§ WHAT IS NEEDED
Restate the listing exactly.

§ INPUT DATA
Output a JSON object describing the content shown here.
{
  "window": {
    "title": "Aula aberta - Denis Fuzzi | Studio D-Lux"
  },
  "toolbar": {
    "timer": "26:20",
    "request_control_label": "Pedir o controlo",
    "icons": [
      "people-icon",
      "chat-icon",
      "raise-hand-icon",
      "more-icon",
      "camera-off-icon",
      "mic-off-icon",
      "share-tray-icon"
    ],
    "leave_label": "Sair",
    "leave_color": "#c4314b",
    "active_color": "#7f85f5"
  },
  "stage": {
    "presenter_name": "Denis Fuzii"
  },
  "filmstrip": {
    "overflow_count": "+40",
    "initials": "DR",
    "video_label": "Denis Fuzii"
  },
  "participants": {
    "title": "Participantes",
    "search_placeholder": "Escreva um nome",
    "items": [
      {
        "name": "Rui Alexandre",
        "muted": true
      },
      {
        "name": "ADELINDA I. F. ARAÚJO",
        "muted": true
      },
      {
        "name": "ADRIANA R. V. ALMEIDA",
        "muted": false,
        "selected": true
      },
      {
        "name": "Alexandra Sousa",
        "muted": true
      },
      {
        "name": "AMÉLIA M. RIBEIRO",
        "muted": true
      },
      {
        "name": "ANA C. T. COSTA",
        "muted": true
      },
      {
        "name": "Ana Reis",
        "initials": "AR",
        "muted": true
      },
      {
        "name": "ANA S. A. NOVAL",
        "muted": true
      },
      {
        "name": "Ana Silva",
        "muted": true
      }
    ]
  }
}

§ RESPONSE
Output a JSON object describing the content shown here.
{
  "window": {
    "title": "Aula aberta - Denis Fuzzi | Studio D-Lux"
  },
  "toolbar": {
    "timer": "26:20",
    "request_control_label": "Pedir o controlo",
    "icons": [
      "people-icon",
      "chat-icon",
      "raise-hand-icon",
      "more-icon",
      "camera-off-icon",
      "mic-off-icon",
      "share-tray-icon"
    ],
    "leave_label": "Sair",
    "leave_color": "#c4314b",
    "active_color": "#7f85f5"
  },
  "stage": {
    "presenter_name": "Denis Fuzii"
  },
  "filmstrip": {
    "overflow_count": "+40",
    "initials": "DR",
    "video_label": "Denis Fuzii"
  },
  "participants": {
    "title": "Participantes",
    "search_placeholder": "Escreva um nome",
    "items": [
      {
        "name": "Rui Alexandre",
        "muted": true
      },
      {
        "name": "ADELINDA I. F. ARAÚJO",
        "muted": true
      },
      {
        "name": "ADRIANA R. V. ALMEIDA",
        "muted": false,
        "selected": true
      },
      {
        "name": "Alexandra Sousa",
        "muted": true
      },
      {
        "name": "AMÉLIA M. RIBEIRO",
        "muted": true
      },
      {
        "name": "ANA C. T. COSTA",
        "muted": true
      },
      {
        "name": "Ana Reis",
        "initials": "AR",
        "muted": true
      },
      {
        "name": "ANA S. A. NOVAL",
        "muted": true
      },
      {
        "name": "Ana Silva",
        "muted": true
      }
    ]
  }
}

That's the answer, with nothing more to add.